This is a book of two distinctly different halves. The first is a series of extended responses to the short daily journal entries made by the author's father. The second section is a series of deeply personal reflections from the author in the year or so that follows his father's death.
The first section goes a very long way to shattering the romantic myth of self sufficient crofting farming methods. No matter how wonderful the landscape of western Scotland can seem to tourists and visitors, dragging a living from the unresponsive soil was no holiday. The volume of shear hard physical work needed simply to stay just (and often only just) ahead of the poverty line is remarkable. The fact that the authors father continued to work this way well into old age is even more remarkable. When you sit by a warm fire you should be grateful that you have not had to cut the peat it burns from a distant bog, as this family had to do.
With the exception of a few parts, two relationships are key to understanding this section of the book: the relationship between a man and his son, and the relationship between a man (the father) and his land. It is clear that they are both shaped by each other. Crofting is said to be "no exercise for fools. Or perhaps no exercise for wise men", which seems to sum up the conflict between the reality of the existence and the passion of this last crofter.

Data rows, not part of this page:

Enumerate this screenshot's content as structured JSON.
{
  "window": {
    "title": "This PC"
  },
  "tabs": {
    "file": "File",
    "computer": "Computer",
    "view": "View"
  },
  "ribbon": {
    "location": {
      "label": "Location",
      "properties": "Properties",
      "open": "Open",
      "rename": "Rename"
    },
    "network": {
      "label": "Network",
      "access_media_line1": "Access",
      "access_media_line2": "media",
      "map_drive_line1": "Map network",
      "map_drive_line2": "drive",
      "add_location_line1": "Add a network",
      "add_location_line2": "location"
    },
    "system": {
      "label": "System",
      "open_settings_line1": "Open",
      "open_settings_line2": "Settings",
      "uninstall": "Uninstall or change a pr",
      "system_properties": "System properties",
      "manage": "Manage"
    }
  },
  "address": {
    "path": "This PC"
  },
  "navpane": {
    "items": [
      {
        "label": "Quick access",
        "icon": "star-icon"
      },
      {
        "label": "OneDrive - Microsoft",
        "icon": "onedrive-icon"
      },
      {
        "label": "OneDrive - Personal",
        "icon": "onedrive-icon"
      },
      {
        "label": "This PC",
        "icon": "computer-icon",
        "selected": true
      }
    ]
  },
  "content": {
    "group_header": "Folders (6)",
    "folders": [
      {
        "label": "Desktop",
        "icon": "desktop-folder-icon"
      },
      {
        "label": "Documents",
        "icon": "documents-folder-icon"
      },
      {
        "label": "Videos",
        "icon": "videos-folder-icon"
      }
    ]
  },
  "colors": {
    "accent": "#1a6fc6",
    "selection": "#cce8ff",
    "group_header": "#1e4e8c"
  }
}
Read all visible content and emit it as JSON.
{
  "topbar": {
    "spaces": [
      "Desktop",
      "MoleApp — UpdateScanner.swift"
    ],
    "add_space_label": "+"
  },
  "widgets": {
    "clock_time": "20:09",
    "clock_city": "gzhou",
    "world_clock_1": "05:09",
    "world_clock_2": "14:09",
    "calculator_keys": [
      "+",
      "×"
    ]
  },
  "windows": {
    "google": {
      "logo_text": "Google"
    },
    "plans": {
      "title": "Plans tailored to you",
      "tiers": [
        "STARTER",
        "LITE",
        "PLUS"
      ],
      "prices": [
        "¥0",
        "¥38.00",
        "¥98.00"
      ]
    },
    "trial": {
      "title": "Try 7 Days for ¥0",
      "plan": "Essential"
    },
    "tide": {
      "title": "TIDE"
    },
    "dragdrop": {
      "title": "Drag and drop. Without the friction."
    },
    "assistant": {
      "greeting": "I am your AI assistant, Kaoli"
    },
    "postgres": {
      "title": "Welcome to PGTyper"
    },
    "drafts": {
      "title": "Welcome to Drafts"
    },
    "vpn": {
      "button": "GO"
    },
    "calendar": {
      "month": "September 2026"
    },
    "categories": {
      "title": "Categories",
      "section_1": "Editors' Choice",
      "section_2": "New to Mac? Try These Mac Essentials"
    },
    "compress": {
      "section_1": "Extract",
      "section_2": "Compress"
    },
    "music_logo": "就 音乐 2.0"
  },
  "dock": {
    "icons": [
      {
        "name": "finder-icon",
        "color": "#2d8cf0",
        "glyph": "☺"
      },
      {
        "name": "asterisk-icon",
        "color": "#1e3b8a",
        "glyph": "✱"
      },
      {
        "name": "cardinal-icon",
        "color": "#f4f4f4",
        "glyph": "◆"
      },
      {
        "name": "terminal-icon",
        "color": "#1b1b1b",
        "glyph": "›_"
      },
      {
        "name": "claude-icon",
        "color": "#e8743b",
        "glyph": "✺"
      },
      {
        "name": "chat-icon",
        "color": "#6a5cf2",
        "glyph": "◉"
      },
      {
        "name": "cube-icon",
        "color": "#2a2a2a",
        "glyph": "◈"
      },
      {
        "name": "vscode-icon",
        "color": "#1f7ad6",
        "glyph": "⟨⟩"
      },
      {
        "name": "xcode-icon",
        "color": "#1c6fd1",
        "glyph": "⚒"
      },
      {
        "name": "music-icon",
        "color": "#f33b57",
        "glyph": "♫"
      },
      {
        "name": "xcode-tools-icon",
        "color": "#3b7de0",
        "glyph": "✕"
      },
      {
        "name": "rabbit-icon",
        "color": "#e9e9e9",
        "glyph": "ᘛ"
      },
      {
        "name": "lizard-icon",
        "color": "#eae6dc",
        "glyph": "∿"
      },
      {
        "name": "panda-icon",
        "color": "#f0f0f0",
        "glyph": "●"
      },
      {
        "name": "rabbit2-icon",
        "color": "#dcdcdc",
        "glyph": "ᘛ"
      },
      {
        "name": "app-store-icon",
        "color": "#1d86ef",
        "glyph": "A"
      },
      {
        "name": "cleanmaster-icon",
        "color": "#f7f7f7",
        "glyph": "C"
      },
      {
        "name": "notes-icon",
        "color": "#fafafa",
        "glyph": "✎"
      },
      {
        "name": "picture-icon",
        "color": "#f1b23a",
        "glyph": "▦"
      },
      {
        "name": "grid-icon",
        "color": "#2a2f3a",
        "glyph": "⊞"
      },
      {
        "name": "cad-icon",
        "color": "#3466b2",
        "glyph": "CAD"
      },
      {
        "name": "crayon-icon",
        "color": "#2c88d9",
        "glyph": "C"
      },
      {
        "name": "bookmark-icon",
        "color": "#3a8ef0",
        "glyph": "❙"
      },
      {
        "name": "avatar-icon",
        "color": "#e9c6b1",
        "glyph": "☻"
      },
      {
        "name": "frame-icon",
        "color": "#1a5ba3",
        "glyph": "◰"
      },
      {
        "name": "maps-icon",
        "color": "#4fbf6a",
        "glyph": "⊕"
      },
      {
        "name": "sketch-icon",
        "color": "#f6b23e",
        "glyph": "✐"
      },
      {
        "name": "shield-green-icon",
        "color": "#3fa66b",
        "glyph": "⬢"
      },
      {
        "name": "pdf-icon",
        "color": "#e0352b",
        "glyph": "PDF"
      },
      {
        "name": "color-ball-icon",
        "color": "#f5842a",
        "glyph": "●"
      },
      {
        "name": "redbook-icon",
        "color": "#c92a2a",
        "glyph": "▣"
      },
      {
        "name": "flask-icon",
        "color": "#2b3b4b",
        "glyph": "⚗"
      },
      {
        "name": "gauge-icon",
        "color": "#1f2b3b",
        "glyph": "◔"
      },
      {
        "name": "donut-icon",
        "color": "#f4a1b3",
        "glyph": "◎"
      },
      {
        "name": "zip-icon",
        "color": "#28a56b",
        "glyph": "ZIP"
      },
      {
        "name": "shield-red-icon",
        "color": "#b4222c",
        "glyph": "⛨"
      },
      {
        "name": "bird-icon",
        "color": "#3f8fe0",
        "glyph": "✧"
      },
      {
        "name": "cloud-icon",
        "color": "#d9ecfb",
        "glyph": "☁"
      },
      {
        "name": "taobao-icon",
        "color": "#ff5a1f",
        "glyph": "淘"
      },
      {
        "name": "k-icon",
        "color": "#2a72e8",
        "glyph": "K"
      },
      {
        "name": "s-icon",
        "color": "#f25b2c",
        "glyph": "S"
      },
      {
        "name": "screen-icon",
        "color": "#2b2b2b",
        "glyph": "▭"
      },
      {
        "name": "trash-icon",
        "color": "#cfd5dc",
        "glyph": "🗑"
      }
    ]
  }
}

The second section of the book moves into darker territory. The death of both parents leaves a huge gap in the authors life and he moves back to his village of Sanna. If the first section of the book is about the battle of extracting a physical living from the land, this second section is about the battle for understanding, about gaining a spiritual life (but not the in a hide bound church sense of the word). Maclean is connected to the land, but he knows he has to leave. After a year he does this, moving to a small Scottish town. Although his views of some of the aspects of town life are understandable they do seem to lack compassion. How powerful are local councils? Can they really address the long term economic issues that have ripped the heart out of many areas? If they can only attend to local issues is it really just to call them a "cancer patient peering into his mirror for blackheads"? This section is ripe with anger, loss and frustration. While lapses into vitriol are understandable under these circumstances, this book is also not without humour.
Just as his father battled against the loss of his land, so does the author. The father died still fighting, the author has moved away to survive and keep fighting. He admits that one day he will return, but he will know nothing of it.
This is a stunning book, and a worthy antidote to some of the more rose tinted accounts of life on the land. Very highly recommended.